Task goal
Return each line in the records below that includes "shown".
————
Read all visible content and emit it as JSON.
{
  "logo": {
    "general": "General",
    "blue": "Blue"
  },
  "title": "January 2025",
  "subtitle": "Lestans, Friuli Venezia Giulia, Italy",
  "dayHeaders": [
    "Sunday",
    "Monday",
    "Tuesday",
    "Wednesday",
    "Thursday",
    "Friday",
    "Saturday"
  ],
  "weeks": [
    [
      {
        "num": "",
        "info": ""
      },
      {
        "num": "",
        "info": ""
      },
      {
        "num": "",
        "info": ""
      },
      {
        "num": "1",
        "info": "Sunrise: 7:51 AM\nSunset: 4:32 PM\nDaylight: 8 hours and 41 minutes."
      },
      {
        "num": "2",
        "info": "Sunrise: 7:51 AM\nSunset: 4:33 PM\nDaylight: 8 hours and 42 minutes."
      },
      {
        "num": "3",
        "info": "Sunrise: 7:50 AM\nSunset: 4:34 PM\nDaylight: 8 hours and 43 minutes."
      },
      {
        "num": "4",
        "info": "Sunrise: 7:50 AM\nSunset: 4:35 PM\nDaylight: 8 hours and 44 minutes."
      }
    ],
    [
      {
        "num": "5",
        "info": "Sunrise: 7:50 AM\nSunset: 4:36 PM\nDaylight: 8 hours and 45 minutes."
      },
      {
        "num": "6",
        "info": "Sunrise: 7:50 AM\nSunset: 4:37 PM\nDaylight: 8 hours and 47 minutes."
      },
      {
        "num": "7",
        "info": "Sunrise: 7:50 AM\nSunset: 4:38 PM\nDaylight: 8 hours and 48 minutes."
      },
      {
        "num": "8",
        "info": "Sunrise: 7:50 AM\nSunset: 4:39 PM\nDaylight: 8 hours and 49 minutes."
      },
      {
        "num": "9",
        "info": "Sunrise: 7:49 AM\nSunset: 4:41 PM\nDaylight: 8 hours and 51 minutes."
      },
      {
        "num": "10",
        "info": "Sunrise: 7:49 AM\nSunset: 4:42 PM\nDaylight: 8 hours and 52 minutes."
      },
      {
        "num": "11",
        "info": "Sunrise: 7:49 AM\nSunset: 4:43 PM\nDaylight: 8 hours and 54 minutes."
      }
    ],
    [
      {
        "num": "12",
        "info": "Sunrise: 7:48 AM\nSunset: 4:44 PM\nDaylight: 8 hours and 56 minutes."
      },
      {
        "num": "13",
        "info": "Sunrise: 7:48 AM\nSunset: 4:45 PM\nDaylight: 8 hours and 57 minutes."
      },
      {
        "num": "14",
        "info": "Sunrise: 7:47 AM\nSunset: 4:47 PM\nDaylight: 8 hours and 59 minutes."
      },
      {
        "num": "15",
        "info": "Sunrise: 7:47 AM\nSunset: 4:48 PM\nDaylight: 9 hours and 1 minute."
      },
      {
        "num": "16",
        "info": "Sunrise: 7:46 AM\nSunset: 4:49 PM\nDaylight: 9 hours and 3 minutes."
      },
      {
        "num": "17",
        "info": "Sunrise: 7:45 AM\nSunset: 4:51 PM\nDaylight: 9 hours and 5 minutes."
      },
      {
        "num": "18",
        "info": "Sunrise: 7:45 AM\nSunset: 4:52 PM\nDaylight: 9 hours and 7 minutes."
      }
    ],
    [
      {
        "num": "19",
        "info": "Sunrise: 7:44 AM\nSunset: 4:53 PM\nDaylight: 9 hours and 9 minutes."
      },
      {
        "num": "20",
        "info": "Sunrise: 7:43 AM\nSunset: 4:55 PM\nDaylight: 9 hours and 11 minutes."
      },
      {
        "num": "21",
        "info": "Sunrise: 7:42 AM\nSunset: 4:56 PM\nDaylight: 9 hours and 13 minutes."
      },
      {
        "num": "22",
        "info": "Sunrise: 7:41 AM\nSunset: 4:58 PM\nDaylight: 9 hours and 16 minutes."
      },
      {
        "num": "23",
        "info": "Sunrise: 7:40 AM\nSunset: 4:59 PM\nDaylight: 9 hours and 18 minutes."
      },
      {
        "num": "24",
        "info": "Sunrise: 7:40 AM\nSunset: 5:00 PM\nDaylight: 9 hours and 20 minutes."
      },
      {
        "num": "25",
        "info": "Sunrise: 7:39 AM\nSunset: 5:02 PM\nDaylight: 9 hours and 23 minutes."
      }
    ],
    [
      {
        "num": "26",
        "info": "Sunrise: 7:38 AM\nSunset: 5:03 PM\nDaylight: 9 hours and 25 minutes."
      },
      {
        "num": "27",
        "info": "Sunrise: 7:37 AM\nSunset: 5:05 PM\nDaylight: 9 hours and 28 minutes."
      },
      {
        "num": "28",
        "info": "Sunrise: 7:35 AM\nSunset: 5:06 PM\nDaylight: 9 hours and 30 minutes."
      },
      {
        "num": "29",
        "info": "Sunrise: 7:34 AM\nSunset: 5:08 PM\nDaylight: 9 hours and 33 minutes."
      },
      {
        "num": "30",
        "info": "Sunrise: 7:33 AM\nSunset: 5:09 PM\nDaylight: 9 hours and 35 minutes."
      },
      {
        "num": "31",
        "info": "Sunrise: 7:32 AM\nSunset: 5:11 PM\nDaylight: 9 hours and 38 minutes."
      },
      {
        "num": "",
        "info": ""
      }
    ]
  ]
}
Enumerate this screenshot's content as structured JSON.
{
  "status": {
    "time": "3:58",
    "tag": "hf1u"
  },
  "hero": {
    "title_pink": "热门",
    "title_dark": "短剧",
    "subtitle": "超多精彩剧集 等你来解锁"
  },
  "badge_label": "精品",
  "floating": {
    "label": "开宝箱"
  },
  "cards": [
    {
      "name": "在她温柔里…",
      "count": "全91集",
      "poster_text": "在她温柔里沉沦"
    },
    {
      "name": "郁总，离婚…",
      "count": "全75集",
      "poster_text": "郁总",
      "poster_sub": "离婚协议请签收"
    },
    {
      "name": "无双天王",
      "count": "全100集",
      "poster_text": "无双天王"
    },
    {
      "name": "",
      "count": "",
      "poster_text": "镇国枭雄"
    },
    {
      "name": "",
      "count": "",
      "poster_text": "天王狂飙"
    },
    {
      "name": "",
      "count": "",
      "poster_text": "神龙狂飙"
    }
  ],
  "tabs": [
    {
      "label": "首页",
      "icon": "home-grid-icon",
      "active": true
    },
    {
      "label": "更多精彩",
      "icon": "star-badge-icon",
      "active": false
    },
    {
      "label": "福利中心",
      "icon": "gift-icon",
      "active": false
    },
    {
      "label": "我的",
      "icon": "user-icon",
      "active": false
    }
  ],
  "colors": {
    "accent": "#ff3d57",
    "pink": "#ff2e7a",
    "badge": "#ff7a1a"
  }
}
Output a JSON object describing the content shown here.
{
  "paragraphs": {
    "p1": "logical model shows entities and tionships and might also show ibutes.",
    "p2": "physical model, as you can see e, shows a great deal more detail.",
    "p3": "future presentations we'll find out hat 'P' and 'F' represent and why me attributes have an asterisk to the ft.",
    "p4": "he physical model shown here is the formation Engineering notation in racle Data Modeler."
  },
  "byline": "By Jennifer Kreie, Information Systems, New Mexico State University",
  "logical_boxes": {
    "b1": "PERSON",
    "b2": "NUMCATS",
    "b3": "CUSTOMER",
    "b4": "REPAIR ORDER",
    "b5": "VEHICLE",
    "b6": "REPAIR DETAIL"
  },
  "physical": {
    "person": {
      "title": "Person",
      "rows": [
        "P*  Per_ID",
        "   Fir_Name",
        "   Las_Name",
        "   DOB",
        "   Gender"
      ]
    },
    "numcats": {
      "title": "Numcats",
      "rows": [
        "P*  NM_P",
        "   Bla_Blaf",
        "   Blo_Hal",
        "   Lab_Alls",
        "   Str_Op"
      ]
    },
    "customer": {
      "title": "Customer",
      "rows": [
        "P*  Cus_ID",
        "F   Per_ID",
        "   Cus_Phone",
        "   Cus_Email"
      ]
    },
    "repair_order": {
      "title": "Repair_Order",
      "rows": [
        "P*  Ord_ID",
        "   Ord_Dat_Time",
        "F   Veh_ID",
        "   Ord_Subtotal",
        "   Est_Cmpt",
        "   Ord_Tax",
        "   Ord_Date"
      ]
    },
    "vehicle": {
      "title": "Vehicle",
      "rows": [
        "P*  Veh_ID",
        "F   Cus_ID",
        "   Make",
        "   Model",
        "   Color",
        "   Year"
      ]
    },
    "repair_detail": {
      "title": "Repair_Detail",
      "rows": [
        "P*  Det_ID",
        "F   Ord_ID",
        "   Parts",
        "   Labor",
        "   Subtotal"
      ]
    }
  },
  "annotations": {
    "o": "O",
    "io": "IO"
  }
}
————
Result of the exercise
Output a JSON object describing the content shown here.
    "p4": "he physical model shown here is the formation Engineering notation in racle Data Modeler."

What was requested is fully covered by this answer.